Saturday, January 21, 2012

Will We Rue Goat's Rue?

Goat’s rue (Galega officinalis) is back. This federal noxious weed is also an Oregon “A” (worst) weed. Goat’s rue was first found here near Grant’s Pass in 2007. That site (an intentionally planted field) was eradicated, but recently it was found again, this time in the Portland area at three different locations. The first new goat’s rue infestation was discovered on Metro property by an employee of the Portland Water Bureau, who rents the property and noted the plants unusual tenacity for spread. That prompted her to identify the plant and inform the Oregon Department of Agriculture (ODA) to its location.

ODA took plant samples to Oregon State University’s Plant Herbarium for verification. While at the herbarium, it was learned that the sample stored there originated from an infestation in the Tualatin area. This set off the alarms. Further networking with the City of Portland’s Bureau of Environmental Services indicated that they had identified goat’s rue on Portland Parks and Recreation Department property. Within two weeks, three infestations had been discovered.

Adult Goat’s rue in December with seed pods still attached

ODA and cooperators are now working on a statewide management plan that will focus on expanded survey and early detection rapid response (EDRR) protocols that will hopefully stop the spread of this plant and achieve eradication.

Goat’s rue has a long and interesting history in North America. There are lessons for all of us in this story. Native to the Middle East, goat’s rue is now found throughout much of Europe and western Asia. It was introduced to Utah in 1891 as a potential forage crop. That didn’t work out. It turns out goat’s rue grown in North America contains alkaloid levels that make it unpalatable and even potentially toxic, especially to sheep.

Though goat’s rue bombed as a crop, the plant was very happy and escaped cultivation. One hundred and twenty years later, 60 square miles of Cache County, Utah, are infested. A half dozen other states have also reported infestations. This weed gets around because people continue to experiment with it. It is reputed to have medicinal properties.

Seedlings under litter

Goat’s rue has been used since the Middle Ages to decrease blood sugar and relieve the symptoms of diabetes.
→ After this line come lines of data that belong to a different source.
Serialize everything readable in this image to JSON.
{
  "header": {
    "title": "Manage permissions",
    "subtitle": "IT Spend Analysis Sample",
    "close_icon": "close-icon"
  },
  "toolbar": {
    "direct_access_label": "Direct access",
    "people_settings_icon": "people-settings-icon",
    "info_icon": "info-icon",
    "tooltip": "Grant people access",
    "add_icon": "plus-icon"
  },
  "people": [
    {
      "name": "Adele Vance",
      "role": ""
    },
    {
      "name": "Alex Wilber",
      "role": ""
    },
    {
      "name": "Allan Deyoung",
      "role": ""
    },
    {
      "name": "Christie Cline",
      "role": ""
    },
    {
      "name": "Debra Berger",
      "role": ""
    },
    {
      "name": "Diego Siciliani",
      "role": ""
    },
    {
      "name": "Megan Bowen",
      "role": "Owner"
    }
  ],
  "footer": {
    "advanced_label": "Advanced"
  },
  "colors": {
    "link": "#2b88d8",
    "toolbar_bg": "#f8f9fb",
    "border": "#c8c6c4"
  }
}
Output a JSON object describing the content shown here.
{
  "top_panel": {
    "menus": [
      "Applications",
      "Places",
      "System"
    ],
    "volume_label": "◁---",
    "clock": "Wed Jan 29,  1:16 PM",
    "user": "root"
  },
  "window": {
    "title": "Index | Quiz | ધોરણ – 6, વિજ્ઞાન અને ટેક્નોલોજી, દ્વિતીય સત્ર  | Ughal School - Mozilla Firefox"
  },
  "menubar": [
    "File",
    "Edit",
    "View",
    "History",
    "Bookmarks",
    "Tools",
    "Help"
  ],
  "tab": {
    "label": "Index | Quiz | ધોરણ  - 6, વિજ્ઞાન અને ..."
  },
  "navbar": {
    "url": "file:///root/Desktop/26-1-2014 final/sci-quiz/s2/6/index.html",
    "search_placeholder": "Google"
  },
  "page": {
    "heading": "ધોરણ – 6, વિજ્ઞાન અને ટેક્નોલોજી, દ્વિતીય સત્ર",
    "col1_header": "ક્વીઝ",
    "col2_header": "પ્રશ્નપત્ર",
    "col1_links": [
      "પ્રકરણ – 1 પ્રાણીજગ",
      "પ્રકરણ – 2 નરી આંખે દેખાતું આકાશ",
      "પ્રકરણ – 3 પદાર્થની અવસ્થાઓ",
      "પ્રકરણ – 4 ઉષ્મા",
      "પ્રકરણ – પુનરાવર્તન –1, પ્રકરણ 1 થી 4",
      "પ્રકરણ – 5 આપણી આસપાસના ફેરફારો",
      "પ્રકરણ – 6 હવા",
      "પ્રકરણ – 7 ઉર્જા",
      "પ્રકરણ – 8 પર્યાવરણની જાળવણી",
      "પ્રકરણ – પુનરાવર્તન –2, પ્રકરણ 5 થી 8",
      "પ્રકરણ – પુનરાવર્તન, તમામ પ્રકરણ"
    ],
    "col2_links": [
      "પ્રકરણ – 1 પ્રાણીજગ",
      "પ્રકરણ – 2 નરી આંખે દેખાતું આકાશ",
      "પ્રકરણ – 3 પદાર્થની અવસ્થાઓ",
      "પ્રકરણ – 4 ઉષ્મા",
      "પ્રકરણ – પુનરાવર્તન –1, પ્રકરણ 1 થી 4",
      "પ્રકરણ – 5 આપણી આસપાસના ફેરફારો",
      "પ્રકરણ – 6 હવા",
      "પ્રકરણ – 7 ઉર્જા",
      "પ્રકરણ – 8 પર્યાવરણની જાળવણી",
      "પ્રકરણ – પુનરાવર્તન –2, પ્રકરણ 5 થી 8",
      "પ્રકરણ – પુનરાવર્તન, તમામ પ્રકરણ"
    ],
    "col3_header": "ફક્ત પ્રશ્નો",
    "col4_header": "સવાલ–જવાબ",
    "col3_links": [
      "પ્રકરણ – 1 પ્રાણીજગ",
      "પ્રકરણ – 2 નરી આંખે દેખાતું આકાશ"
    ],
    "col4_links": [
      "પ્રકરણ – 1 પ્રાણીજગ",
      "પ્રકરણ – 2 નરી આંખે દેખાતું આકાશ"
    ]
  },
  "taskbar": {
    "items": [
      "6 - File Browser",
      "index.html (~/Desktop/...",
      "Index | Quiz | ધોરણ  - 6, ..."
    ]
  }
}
According to Wikipedia, there have been clinical trials with compounds derived from the plant, but they were too toxic for human use. That hasn’t stopped people from buying remedies derived from the plant, or from buying seeds and growing their own.

Out of morbid curiosity, I Googled “goat’s rue seeds for sale” and got 415,000 hits! Many of them were for another plant with the same common name, so I tried “Galega officinalis seeds for sale” -- that cut the hit list back to only 19,400! Clearly the fact that this is a federal noxious weed, and it is illegal to sell anywhere in this country, makes little difference in a global, internet-connected world.

That got me thinking about Internet sales of other weeds important to Oregon. Using Latin names to avoid confusion, and only scanning the first page of the hit lists, I searched for Scotch broom (107,000 hits, many clearly offering seeds or plants), yellow starthistle (832 hits, most related to its being a weed, but one offering C. solstitialis seeds for sale at 1 gram for 6 Euros, worldwide shipping), and Patterson’s curse (57,700 hits, including “in stock,” “worldwide shipping”).

Importing any of these plants into Oregon is illegal. Our regulations prohibit importation, propagation, and sale of both “A” and “B” noxious weeds. There are similar regulations related to bullfrogs, carp, and invasive animals. However, it is unreasonable to expect suppliers around the globe to be aware of Oregon’s regulations. Some of their customers want these plants and animals, and they are not problems in all parts of the world. Suppliers are in the business of making money, and they don’t break any laws when they accept an order from Oregon and put a package in the mail.

The person breaking the law is the importer, i.e., the recipient. That means we need to focus on educating our fellow citizens.

Lessons from the goat’s rue story for all Oregonians:

1.) Goat’s rue could be in your neighborhood. The sites in Portland have been there for years and gone unreported. It wouldn’t surprise us if there are other undiscovered sites. Keep your eyes open for a perennial plant that regrows from a taproot each year and reaches two to six feet with hollow stems and pea-like flowers and pods:
If you see this plant, report it to: or the invasive species hotline : 1-866-INVADER.

2.) Plant and animals sometimes behave differently when introduced to new environments.

3.) The Internet greatly facilitates sales and movement of plants and animals around the world.

4.) Check for applicable regulations before ordering or importing live plants or animals, including seeds. The Internet makes it somewhat easier to check regulations, but I recommend the telephone. Direct questions to either: Oregon Department of Agriculture (plants/insects), or Oregon Department of Fish and Wildlife (animals) – or just call the invasive species hotline, and we’ll point you in the right direction.

If we learn these lessons, we’re less likely to rue this rue and lots of other doodoo, too.

Dan Hilburn and Alex Park


  1. The blog info about Goat's Rue is fantastic. I got to know much more about this herb. Thanks for sharing such precious info about it.

  2. Thank you for this information. I am definately using this for my biology report!!! :) Thanks!